Alison is Professor of Gender Studies, one of the university's most important interdisciplinary areas of teaching and research. She convenes the flagship MA in Gender Studies and (with Tamsin Hinton-Smith) heads the Gender Studies Research Centre, which has 19 core faculty and a large group of affiliates who engage in gender research and teaching and are well known in their fields. There are also over 100 PhD students studying gender-related topics in disciplines across the university, who are networked via the Centre. Alison also teaches a gender-based portfolio of upper-undergraduate and postgraduate courses in Sociology, and supervises MA, MSc and PhD students in areas related to her research interests.
Community and Business

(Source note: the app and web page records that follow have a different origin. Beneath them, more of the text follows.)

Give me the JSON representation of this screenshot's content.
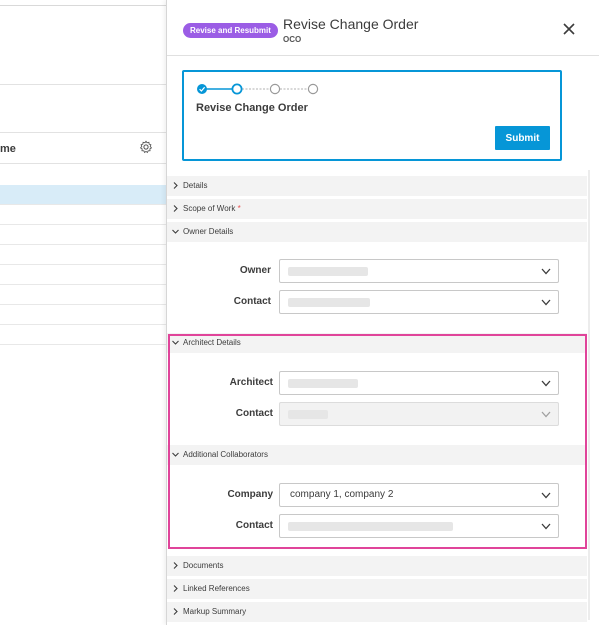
{
  "left_list": {
    "column_header": "me",
    "settings_icon": "gear-icon",
    "rows": 8
  },
  "panel": {
    "badge": "Revise and Resubmit",
    "title": "Revise Change Order",
    "subtitle": "OCO",
    "close_icon": "close-icon",
    "workflow": {
      "title": "Revise Change Order",
      "steps": 4,
      "current_step": 2,
      "submit_label": "Submit"
    },
    "sections": {
      "details": "Details",
      "scope": "Scope of Work",
      "scope_required": "*",
      "owner": "Owner Details",
      "architect": "Architect Details",
      "collaborators": "Additional Collaborators",
      "documents": "Documents",
      "linked": "Linked References",
      "markup": "Markup Summary"
    },
    "owner": {
      "owner_label": "Owner",
      "contact_label": "Contact"
    },
    "architect": {
      "architect_label": "Architect",
      "contact_label": "Contact"
    },
    "collaborators": {
      "company_label": "Company",
      "company_value": "company 1, company 2",
      "contact_label": "Contact"
    }
  },
  "colors": {
    "accent": "#0696d7",
    "badge": "#9b5de5",
    "highlight": "#e0449a"
  }
}
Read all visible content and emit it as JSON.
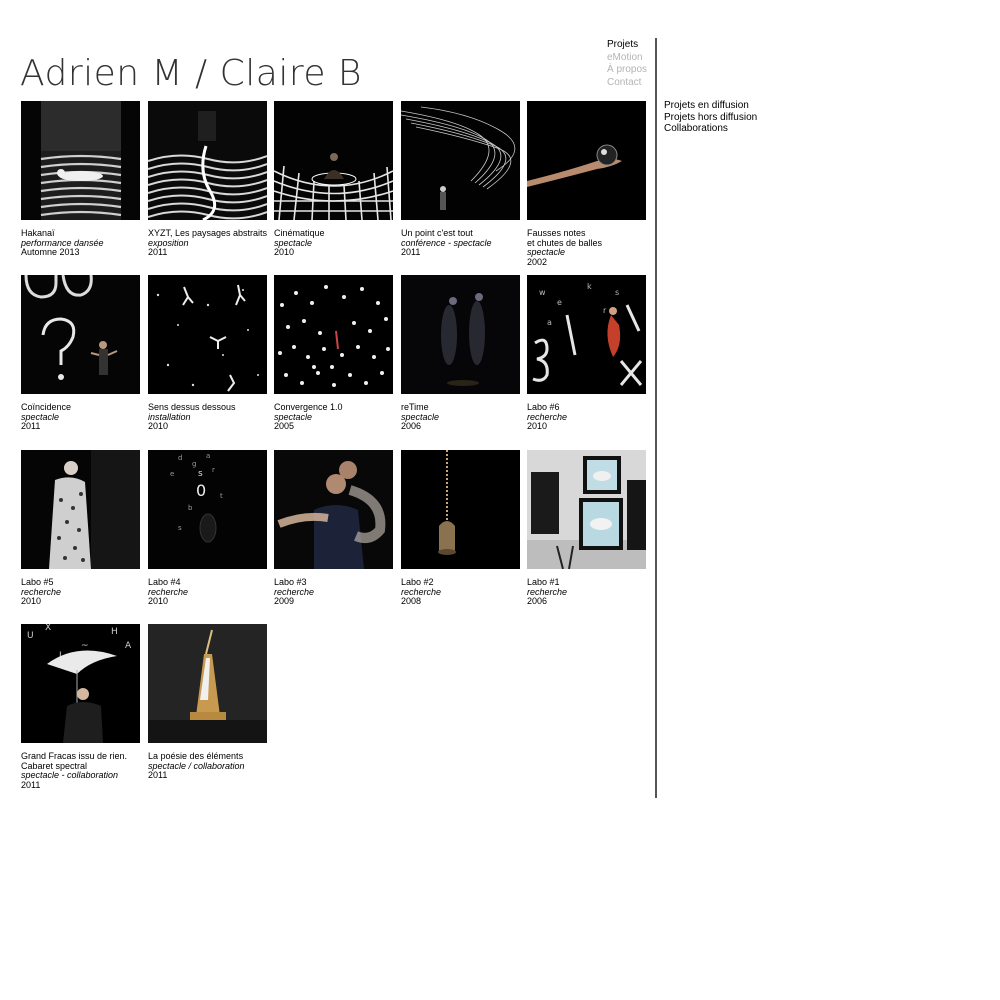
{
  "header": {
    "title": "Adrien M / Claire B"
  },
  "nav": {
    "items": [
      {
        "label": "Projets",
        "active": true
      },
      {
        "label": "eMotion",
        "active": false
      },
      {
        "label": "À propos",
        "active": false
      },
      {
        "label": "Contact",
        "active": false
      }
    ]
  },
  "subnav": {
    "items": [
      {
        "label": "Projets en diffusion"
      },
      {
        "label": "Projets hors diffusion"
      },
      {
        "label": "Collaborations"
      }
    ]
  },
  "projects": [
    {
      "title": "Hakanaï",
      "type": "performance dansée",
      "date": "Automne 2013"
    },
    {
      "title": "XYZT, Les paysages abstraits",
      "type": "exposition",
      "date": "2011"
    },
    {
      "title": "Cinématique",
      "type": "spectacle",
      "date": "2010"
    },
    {
      "title": "Un point c'est tout",
      "type": "conférence - spectacle",
      "date": "2011"
    },
    {
      "title": "Fausses notes",
      "title2": "et chutes de balles",
      "type": "spectacle",
      "date": "2002"
    },
    {
      "title": "Coïncidence",
      "type": "spectacle",
      "date": "2011"
    },
    {
      "title": "Sens dessus dessous",
      "type": "installation",
      "date": "2010"
    },
    {
      "title": "Convergence 1.0",
      "type": "spectacle",
      "date": "2005"
    },
    {
      "title": "reTime",
      "type": "spectacle",
      "date": "2006"
    },
    {
      "title": "Labo #6",
      "type": "recherche",
      "date": "2010"
    },
    {
      "title": "Labo #5",
      "type": "recherche",
      "date": "2010"
    },
    {
      "title": "Labo #4",
      "type": "recherche",
      "date": "2010"
    },
    {
      "title": "Labo #3",
      "type": "recherche",
      "date": "2009"
    },
    {
      "title": "Labo #2",
      "type": "recherche",
      "date": "2008"
    },
    {
      "title": "Labo #1",
      "type": "recherche",
      "date": "2006"
    },
    {
      "title": "Grand Fracas issu de rien.",
      "title2": "Cabaret spectral",
      "type": "spectacle - collaboration",
      "date": "2011"
    },
    {
      "title": "La poésie des éléments",
      "type": "spectacle / collaboration",
      "date": "2011"
    }
  ]
}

Alison currently sits on Brighton and Hove City Council's Violence Against Women and Girls Programme Board, and advises the trustee board of local rape crisis service Survivors' Network. She advised NUS on the 2010 Hidden Marks survey on students and sexual violence and is co-author of That's What She Said, the 2013 report on women students' experiences of 'lad culture'. She is a member of the NUS National Strategy Team for tackling 'lad cultures' in higher education, and an Ambassador for the National Co-ordinating Centre for Public Engagement.